Return all lines of the data in which the string "Your" occurs.
Input for this task below:
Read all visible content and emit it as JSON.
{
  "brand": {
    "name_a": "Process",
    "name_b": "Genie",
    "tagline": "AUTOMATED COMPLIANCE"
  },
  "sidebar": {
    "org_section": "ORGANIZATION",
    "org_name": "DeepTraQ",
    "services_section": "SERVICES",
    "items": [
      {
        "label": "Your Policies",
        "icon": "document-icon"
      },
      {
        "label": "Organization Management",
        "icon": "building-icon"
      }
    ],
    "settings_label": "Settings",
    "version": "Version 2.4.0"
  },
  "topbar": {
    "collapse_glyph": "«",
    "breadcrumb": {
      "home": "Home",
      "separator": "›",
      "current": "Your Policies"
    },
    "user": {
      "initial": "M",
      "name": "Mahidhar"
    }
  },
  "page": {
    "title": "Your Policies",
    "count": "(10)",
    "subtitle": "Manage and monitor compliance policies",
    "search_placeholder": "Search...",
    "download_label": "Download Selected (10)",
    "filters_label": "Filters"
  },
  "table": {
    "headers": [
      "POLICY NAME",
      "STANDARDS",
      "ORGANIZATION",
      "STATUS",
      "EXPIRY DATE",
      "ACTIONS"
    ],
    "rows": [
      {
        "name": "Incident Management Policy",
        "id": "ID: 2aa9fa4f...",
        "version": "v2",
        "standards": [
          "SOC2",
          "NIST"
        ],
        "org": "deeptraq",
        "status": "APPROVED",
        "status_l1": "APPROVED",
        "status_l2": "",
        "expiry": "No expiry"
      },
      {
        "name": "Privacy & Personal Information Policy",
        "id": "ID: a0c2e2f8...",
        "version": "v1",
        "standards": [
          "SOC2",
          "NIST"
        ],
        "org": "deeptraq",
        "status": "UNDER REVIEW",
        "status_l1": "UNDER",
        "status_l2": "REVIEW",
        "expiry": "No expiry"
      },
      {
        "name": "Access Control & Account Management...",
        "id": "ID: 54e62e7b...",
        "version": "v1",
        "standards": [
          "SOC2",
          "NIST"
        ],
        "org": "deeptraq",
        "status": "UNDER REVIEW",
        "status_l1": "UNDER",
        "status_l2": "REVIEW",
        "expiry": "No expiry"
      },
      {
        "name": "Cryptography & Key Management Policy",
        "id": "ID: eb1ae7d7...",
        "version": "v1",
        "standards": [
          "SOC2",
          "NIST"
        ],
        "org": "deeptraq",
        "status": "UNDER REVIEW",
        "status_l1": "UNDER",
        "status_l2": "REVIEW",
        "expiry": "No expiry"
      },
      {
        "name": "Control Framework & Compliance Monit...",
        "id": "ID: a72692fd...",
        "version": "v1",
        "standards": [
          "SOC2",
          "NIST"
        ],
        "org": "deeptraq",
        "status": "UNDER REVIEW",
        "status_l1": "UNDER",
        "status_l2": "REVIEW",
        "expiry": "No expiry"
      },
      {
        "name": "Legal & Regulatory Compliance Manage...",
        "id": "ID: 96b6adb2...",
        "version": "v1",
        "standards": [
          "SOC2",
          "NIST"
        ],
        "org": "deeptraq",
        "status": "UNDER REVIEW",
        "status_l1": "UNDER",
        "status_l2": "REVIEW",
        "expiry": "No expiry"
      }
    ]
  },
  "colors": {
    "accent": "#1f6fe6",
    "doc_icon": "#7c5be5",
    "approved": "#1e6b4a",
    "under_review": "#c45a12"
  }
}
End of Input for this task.
▶ **Solved exercise**:
        "label": "Your Policies",
      "current": "Your Policies"
    "title": "Your Policies",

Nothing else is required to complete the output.